Researchers have identified a new human disease—”combined immunoficiency” or CID—and the gene responsible for it, “ICOSLG.”
The disease is characterized by a weakened immune system and, because of the body’s lower ability to fight off infections, patients are susceptible to recurrent life-threatening infections, such as pneumonias, and debilitating infections, such as progressive warts.
The discovery, published in the Journal of Experimental Medicine, originated with the medical investigation of a 36-year-old male patient who had endured recurrent sinusitis and pneumonias, yeast infections, and viral infections since childhood.
“We are so relieved to finally receive a diagnosis…”
Researchers used a state-of-the-art technique called whole exome sequencing to evaluate the patient’s genes and analyze his genes compared to those of his family members, in order to identify the abnormal gene that was responsible for his disease.
“This discovery will help patients who have escaped diagnosis to now be correctly diagnosed,” says Donald Vinh, a researcher from the Infectious Diseases and Immunity in Global Health Program of the Research Institute of the McGill University Health Centre and an associate professor in the Division of Infectious Diseases at McGill University.
“By doing so, patients could benefit from aggressive monitoring of potential complications and earlier implementation of tailored therapies. Pinpointing this gene will also help scientists identify who else in the family is at risk, including newborn babies before they become sick.”
“We are so relieved to finally receive a diagnosis, after so many years of doctors not knowing what was wrong with me, and with the research providing the potential for eventual treatment for me. And knowing that our children are not affected is a major comfort,” says the French-Canadian patient, who resides in Eastern Québec with his wife and two young children.
The scientist says an additional benefit of the discovery is a glimpse into whether it causes the immune deficiency that occurs as people with Down syndrome age.
“This gene is on Chromosome 21 and it turns out that Down syndrome’s patients, who have three Chromosomes of 21 (instead of the usual two), have a similar problem with their immune system. We’re looking to see if this causes the immune deficiency reported in adults with Down’s syndrome,” says Vinh, whose study of genetic defects of the immune system has fueled his “medical detective” reputation.
A famous case
“At the clinical level, previous evaluations did not look at all his symptoms in their entirety as one disease but as individual and unrelated problems. But once you start putting the abnormalities together, you see our patient’s case was similar to that of “Bubble Boy,” which was the most severe form.
“Our patient’s disease is in the same family of conditions but because he was an adult, nobody thought to explore this possibility,” says Vinh, who explains the “Bubble Boy” name was given to a young child named David Vetter in the 1970s, whose severely weakened immune system required him to live in a sterile bubble from birth.
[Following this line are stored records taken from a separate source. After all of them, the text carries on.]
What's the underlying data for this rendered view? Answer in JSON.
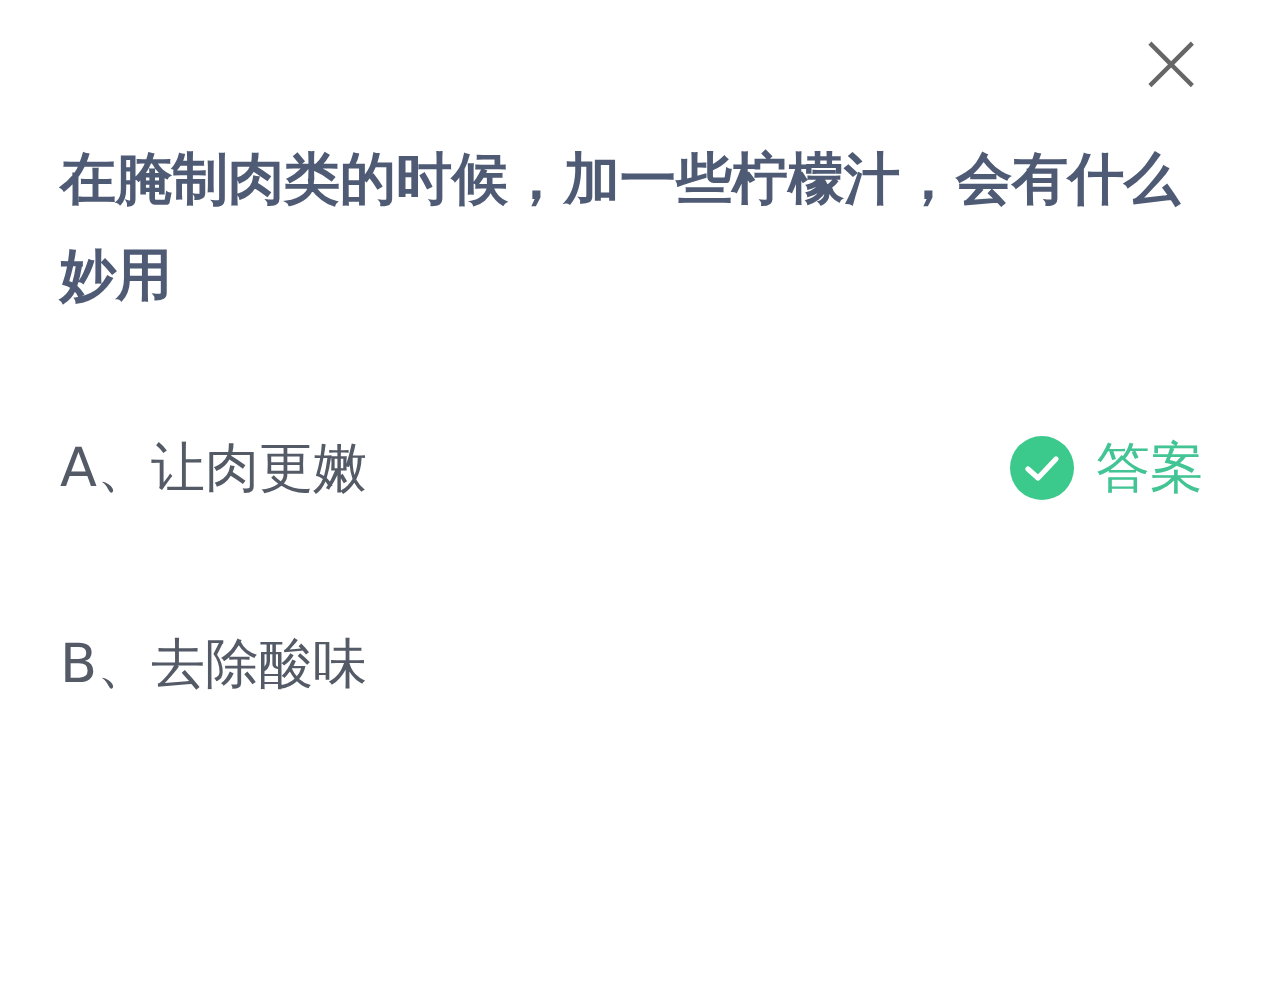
{
  "close_label": "×",
  "question": "在腌制肉类的时候，加一些柠檬汁，会有什么妙用",
  "options": [
    {
      "label": "A、让肉更嫩",
      "correct": true,
      "badge": "答案"
    },
    {
      "label": "B、去除酸味",
      "correct": false
    }
  ]
}
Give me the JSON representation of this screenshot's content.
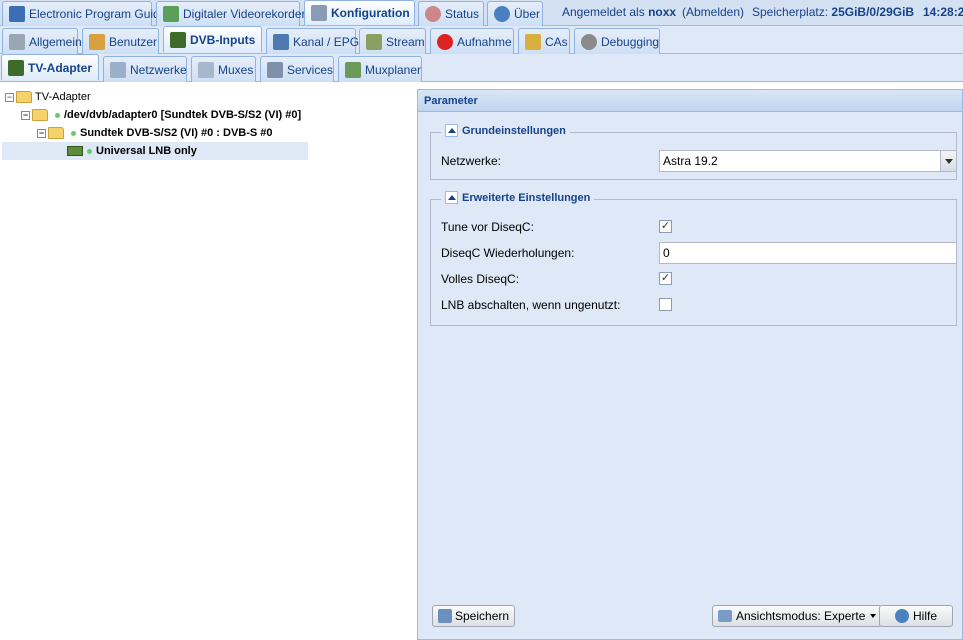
{
  "top_tabs": [
    {
      "label": "Electronic Program Guide",
      "icon": "epg-icon"
    },
    {
      "label": "Digitaler Videorekorder",
      "icon": "download-icon"
    },
    {
      "label": "Konfiguration",
      "icon": "wrench-icon",
      "active": true
    },
    {
      "label": "Status",
      "icon": "eye-icon"
    },
    {
      "label": "Über",
      "icon": "info-icon"
    }
  ],
  "status": {
    "logged_in_prefix": "Angemeldet als",
    "user": "noxx",
    "logout": "(Abmelden)",
    "storage_label": "Speicherplatz:",
    "storage_value": "25GiB/0/29GiB",
    "time": "14:28:2"
  },
  "config_tabs": [
    {
      "label": "Allgemein",
      "icon": "tools-icon"
    },
    {
      "label": "Benutzer",
      "icon": "user-icon"
    },
    {
      "label": "DVB-Inputs",
      "icon": "dvb-card-icon",
      "active": true
    },
    {
      "label": "Kanal / EPG",
      "icon": "tv-icon"
    },
    {
      "label": "Stream",
      "icon": "stream-icon"
    },
    {
      "label": "Aufnahme",
      "icon": "rec-icon"
    },
    {
      "label": "CAs",
      "icon": "key-icon"
    },
    {
      "label": "Debugging",
      "icon": "bug-icon"
    }
  ],
  "dvb_tabs": [
    {
      "label": "TV-Adapter",
      "icon": "tv-adapter-icon",
      "active": true
    },
    {
      "label": "Netzwerke",
      "icon": "antenna-icon"
    },
    {
      "label": "Muxes",
      "icon": "mux-icon"
    },
    {
      "label": "Services",
      "icon": "services-icon"
    },
    {
      "label": "Muxplaner",
      "icon": "calendar-icon"
    }
  ],
  "tree": {
    "root": "TV-Adapter",
    "adapter": "/dev/dvb/adapter0 [Sundtek DVB-S/S2 (VI) #0]",
    "frontend": "Sundtek DVB-S/S2 (VI) #0 : DVB-S #0",
    "lnb": "Universal LNB only"
  },
  "panel": {
    "title": "Parameter",
    "basic": {
      "legend": "Grundeinstellungen",
      "network_label": "Netzwerke:",
      "network_value": "Astra 19.2"
    },
    "advanced": {
      "legend": "Erweiterte Einstellungen",
      "tune_label": "Tune vor DiseqC:",
      "tune_checked": true,
      "repeats_label": "DiseqC Wiederholungen:",
      "repeats_value": "0",
      "full_label": "Volles DiseqC:",
      "full_checked": true,
      "lnb_off_label": "LNB abschalten, wenn ungenutzt:",
      "lnb_off_checked": false
    },
    "save_label": "Speichern",
    "view_mode_label": "Ansichtsmodus: Experte",
    "help_label": "Hilfe"
  },
  "colors": {
    "accent": "#15428b",
    "tab_border": "#8db2e3",
    "panel_bg": "#dfe8f6"
  }
}
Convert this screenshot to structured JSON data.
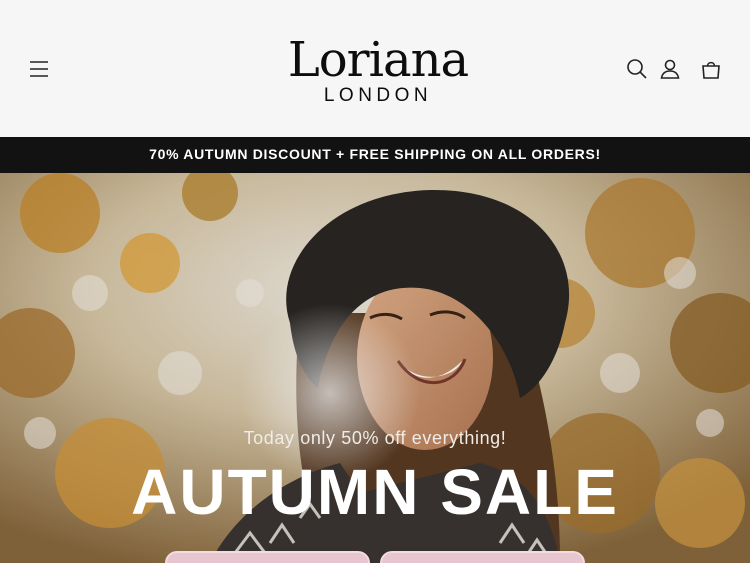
{
  "header": {
    "logo_main": "Loriana",
    "logo_sub": "LONDON",
    "icons": [
      "menu-icon",
      "search-icon",
      "account-icon",
      "cart-icon"
    ]
  },
  "announcement": {
    "text": "70% AUTUMN DISCOUNT + FREE SHIPPING ON ALL ORDERS!"
  },
  "hero": {
    "subtitle": "Today only 50% off everything!",
    "title": "AUTUMN SALE",
    "buttons": [
      "",
      ""
    ]
  },
  "colors": {
    "background": "#f6f6f6",
    "announcement_bg": "#121212",
    "button_pink": "#e8c6d0"
  }
}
“Once we related our patient to the Bubble Boy’s disease, which we know is genetic, we discovered this new gene,” says Vinh.
Vinh has already received numerous requests from physicians around the world to test patients who may have the same medical condition diagnosed in his own patient, providing hope for both patients and their families.
Funding came from La Fondation du Grand Défi Pierre Lavoie, Fonds de Recherche du Québec – Santé, RI-MUHC, Canadian Institutes of Health Research, Bristol-Myers Squibb, McGill University, and CSL Behring Canada.
Source: McGill University